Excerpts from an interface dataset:
- - - - - - -

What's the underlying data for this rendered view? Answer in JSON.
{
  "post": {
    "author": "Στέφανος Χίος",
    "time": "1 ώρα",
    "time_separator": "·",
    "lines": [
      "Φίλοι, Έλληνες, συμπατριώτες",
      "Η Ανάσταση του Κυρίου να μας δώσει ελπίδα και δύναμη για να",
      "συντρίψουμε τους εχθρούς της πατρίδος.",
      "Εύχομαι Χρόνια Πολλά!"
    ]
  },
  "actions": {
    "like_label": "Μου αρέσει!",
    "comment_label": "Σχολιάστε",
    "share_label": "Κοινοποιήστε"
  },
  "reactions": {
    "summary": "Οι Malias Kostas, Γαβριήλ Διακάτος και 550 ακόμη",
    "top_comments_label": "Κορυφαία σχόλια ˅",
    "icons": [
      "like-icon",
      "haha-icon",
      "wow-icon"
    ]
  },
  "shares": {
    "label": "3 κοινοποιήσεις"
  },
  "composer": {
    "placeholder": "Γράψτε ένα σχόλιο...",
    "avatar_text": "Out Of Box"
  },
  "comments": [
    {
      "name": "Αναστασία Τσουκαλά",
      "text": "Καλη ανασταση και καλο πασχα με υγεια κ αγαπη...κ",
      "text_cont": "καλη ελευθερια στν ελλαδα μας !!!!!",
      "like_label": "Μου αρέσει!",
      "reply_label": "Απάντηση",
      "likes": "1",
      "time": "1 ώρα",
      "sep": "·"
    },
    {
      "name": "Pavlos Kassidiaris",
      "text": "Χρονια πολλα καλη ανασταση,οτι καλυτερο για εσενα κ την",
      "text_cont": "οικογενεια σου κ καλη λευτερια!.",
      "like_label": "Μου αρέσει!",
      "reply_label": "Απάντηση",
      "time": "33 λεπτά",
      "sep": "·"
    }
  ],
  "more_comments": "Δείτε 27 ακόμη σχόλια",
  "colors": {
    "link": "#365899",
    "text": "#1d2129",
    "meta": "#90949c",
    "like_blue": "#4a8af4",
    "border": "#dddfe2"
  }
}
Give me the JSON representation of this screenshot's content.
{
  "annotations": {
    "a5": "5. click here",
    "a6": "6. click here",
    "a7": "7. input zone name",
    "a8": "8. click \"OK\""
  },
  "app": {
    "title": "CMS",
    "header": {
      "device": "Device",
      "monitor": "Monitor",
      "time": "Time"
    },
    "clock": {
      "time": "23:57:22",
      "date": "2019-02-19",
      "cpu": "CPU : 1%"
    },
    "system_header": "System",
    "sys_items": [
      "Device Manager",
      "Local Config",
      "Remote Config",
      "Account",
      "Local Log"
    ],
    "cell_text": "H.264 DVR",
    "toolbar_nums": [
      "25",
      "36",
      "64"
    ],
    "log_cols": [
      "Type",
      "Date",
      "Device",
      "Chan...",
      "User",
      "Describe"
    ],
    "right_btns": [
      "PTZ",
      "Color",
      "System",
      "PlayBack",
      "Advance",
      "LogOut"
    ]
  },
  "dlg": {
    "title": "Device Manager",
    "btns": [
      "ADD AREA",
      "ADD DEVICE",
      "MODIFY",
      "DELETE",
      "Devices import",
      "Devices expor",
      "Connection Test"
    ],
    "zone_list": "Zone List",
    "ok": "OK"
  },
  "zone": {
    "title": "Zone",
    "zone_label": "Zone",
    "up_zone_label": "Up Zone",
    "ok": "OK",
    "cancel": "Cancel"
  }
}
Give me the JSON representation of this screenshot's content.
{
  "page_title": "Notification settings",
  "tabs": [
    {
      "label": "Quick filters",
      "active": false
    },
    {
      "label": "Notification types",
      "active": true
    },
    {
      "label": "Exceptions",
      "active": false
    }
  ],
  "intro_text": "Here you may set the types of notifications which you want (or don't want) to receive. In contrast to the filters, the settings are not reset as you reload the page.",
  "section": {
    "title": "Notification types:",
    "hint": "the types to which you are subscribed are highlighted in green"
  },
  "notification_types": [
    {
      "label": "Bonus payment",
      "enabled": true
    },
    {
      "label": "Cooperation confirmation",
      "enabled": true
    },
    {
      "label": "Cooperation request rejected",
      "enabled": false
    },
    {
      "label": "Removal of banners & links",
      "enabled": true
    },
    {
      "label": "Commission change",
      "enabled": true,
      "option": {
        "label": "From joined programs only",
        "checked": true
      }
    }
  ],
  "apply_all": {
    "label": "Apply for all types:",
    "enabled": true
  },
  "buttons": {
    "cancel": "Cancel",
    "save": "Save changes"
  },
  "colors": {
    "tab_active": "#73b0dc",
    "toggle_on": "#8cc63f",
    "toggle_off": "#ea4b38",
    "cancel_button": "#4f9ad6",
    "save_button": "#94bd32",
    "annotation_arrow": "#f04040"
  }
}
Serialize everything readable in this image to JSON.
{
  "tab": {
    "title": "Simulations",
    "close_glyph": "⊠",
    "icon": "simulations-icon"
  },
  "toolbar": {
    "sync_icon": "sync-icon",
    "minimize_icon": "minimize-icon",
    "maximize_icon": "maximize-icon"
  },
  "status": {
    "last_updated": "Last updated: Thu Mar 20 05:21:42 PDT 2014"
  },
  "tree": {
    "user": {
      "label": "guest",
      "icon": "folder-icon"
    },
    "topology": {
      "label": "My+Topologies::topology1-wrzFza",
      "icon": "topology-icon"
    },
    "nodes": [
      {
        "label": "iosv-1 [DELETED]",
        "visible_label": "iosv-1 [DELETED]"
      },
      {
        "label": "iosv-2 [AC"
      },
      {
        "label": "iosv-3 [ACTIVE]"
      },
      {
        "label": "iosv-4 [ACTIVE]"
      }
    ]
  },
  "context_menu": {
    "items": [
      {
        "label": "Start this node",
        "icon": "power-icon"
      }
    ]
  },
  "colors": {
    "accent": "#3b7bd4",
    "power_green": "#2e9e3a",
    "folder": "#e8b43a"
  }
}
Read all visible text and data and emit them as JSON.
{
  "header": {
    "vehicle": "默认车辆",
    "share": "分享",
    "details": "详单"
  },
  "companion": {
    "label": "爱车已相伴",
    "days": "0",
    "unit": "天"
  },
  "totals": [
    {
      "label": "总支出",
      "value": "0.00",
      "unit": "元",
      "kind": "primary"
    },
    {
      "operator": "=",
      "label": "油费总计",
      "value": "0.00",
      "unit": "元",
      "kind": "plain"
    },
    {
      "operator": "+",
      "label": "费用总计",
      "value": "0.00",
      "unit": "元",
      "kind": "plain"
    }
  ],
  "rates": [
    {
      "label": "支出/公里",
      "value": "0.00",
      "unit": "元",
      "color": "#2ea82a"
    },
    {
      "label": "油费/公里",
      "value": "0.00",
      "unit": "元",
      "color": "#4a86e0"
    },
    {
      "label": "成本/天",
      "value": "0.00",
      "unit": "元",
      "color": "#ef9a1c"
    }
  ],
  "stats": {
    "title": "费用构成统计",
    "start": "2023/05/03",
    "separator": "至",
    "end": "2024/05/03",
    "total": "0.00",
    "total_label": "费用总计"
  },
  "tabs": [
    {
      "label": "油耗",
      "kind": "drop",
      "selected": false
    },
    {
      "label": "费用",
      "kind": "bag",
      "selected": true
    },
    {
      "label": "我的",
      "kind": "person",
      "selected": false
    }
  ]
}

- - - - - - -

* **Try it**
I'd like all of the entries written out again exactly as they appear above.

* **Written answer**
What's the underlying data for this rendered view? Answer in JSON.
{
  "post": {
    "author": "Στέφανος Χίος",
    "time": "1 ώρα",
    "time_separator": "·",
    "lines": [
      "Φίλοι, Έλληνες, συμπατριώτες",
      "Η Ανάσταση του Κυρίου να μας δώσει ελπίδα και δύναμη για να",
      "συντρίψουμε τους εχθρούς της πατρίδος.",
      "Εύχομαι Χρόνια Πολλά!"
    ]
  },
  "actions": {
    "like_label": "Μου αρέσει!",
    "comment_label": "Σχολιάστε",
    "share_label": "Κοινοποιήστε"
  },
  "reactions": {
    "summary": "Οι Malias Kostas, Γαβριήλ Διακάτος και 550 ακόμη",
    "top_comments_label": "Κορυφαία σχόλια ˅",
    "icons": [
      "like-icon",
      "haha-icon",
      "wow-icon"
    ]
  },
  "shares": {
    "label": "3 κοινοποιήσεις"
  },
  "composer": {
    "placeholder": "Γράψτε ένα σχόλιο...",
    "avatar_text": "Out Of Box"
  },
  "comments": [
    {
      "name": "Αναστασία Τσουκαλά",
      "text": "Καλη ανασταση και καλο πασχα με υγεια κ αγαπη...κ",
      "text_cont": "καλη ελευθερια στν ελλαδα μας !!!!!",
      "like_label": "Μου αρέσει!",
      "reply_label": "Απάντηση",
      "likes": "1",
      "time": "1 ώρα",
      "sep": "·"
    },
    {
      "name": "Pavlos Kassidiaris",
      "text": "Χρονια πολλα καλη ανασταση,οτι καλυτερο για εσενα κ την",
      "text_cont": "οικογενεια σου κ καλη λευτερια!.",
      "like_label": "Μου αρέσει!",
      "reply_label": "Απάντηση",
      "time": "33 λεπτά",
      "sep": "·"
    }
  ],
  "more_comments": "Δείτε 27 ακόμη σχόλια",
  "colors": {
    "link": "#365899",
    "text": "#1d2129",
    "meta": "#90949c",
    "like_blue": "#4a8af4",
    "border": "#dddfe2"
  }
}
Give me the JSON representation of this screenshot's content.
{
  "annotations": {
    "a5": "5. click here",
    "a6": "6. click here",
    "a7": "7. input zone name",
    "a8": "8. click \"OK\""
  },
  "app": {
    "title": "CMS",
    "header": {
      "device": "Device",
      "monitor": "Monitor",
      "time": "Time"
    },
    "clock": {
      "time": "23:57:22",
      "date": "2019-02-19",
      "cpu": "CPU : 1%"
    },
    "system_header": "System",
    "sys_items": [
      "Device Manager",
      "Local Config",
      "Remote Config",
      "Account",
      "Local Log"
    ],
    "cell_text": "H.264 DVR",
    "toolbar_nums": [
      "25",
      "36",
      "64"
    ],
    "log_cols": [
      "Type",
      "Date",
      "Device",
      "Chan...",
      "User",
      "Describe"
    ],
    "right_btns": [
      "PTZ",
      "Color",
      "System",
      "PlayBack",
      "Advance",
      "LogOut"
    ]
  },
  "dlg": {
    "title": "Device Manager",
    "btns": [
      "ADD AREA",
      "ADD DEVICE",
      "MODIFY",
      "DELETE",
      "Devices import",
      "Devices expor",
      "Connection Test"
    ],
    "zone_list": "Zone List",
    "ok": "OK"
  },
  "zone": {
    "title": "Zone",
    "zone_label": "Zone",
    "up_zone_label": "Up Zone",
    "ok": "OK",
    "cancel": "Cancel"
  }
}
Give me the JSON representation of this screenshot's content.
{
  "page_title": "Notification settings",
  "tabs": [
    {
      "label": "Quick filters",
      "active": false
    },
    {
      "label": "Notification types",
      "active": true
    },
    {
      "label": "Exceptions",
      "active": false
    }
  ],
  "intro_text": "Here you may set the types of notifications which you want (or don't want) to receive. In contrast to the filters, the settings are not reset as you reload the page.",
  "section": {
    "title": "Notification types:",
    "hint": "the types to which you are subscribed are highlighted in green"
  },
  "notification_types": [
    {
      "label": "Bonus payment",
      "enabled": true
    },
    {
      "label": "Cooperation confirmation",
      "enabled": true
    },
    {
      "label": "Cooperation request rejected",
      "enabled": false
    },
    {
      "label": "Removal of banners & links",
      "enabled": true
    },
    {
      "label": "Commission change",
      "enabled": true,
      "option": {
        "label": "From joined programs only",
        "checked": true
      }
    }
  ],
  "apply_all": {
    "label": "Apply for all types:",
    "enabled": true
  },
  "buttons": {
    "cancel": "Cancel",
    "save": "Save changes"
  },
  "colors": {
    "tab_active": "#73b0dc",
    "toggle_on": "#8cc63f",
    "toggle_off": "#ea4b38",
    "cancel_button": "#4f9ad6",
    "save_button": "#94bd32",
    "annotation_arrow": "#f04040"
  }
}
Serialize everything readable in this image to JSON.
{
  "tab": {
    "title": "Simulations",
    "close_glyph": "⊠",
    "icon": "simulations-icon"
  },
  "toolbar": {
    "sync_icon": "sync-icon",
    "minimize_icon": "minimize-icon",
    "maximize_icon": "maximize-icon"
  },
  "status": {
    "last_updated": "Last updated: Thu Mar 20 05:21:42 PDT 2014"
  },
  "tree": {
    "user": {
      "label": "guest",
      "icon": "folder-icon"
    },
    "topology": {
      "label": "My+Topologies::topology1-wrzFza",
      "icon": "topology-icon"
    },
    "nodes": [
      {
        "label": "iosv-1 [DELETED]",
        "visible_label": "iosv-1 [DELETED]"
      },
      {
        "label": "iosv-2 [AC"
      },
      {
        "label": "iosv-3 [ACTIVE]"
      },
      {
        "label": "iosv-4 [ACTIVE]"
      }
    ]
  },
  "context_menu": {
    "items": [
      {
        "label": "Start this node",
        "icon": "power-icon"
      }
    ]
  },
  "colors": {
    "accent": "#3b7bd4",
    "power_green": "#2e9e3a",
    "folder": "#e8b43a"
  }
}
Read all visible text and data and emit them as JSON.
{
  "header": {
    "vehicle": "默认车辆",
    "share": "分享",
    "details": "详单"
  },
  "companion": {
    "label": "爱车已相伴",
    "days": "0",
    "unit": "天"
  },
  "totals": [
    {
      "label": "总支出",
      "value": "0.00",
      "unit": "元",
      "kind": "primary"
    },
    {
      "operator": "=",
      "label": "油费总计",
      "value": "0.00",
      "unit": "元",
      "kind": "plain"
    },
    {
      "operator": "+",
      "label": "费用总计",
      "value": "0.00",
      "unit": "元",
      "kind": "plain"
    }
  ],
  "rates": [
    {
      "label": "支出/公里",
      "value": "0.00",
      "unit": "元",
      "color": "#2ea82a"
    },
    {
      "label": "油费/公里",
      "value": "0.00",
      "unit": "元",
      "color": "#4a86e0"
    },
    {
      "label": "成本/天",
      "value": "0.00",
      "unit": "元",
      "color": "#ef9a1c"
    }
  ],
  "stats": {
    "title": "费用构成统计",
    "start": "2023/05/03",
    "separator": "至",
    "end": "2024/05/03",
    "total": "0.00",
    "total_label": "费用总计"
  },
  "tabs": [
    {
      "label": "油耗",
      "kind": "drop",
      "selected": false
    },
    {
      "label": "费用",
      "kind": "bag",
      "selected": true
    },
    {
      "label": "我的",
      "kind": "person",
      "selected": false
    }
  ]
}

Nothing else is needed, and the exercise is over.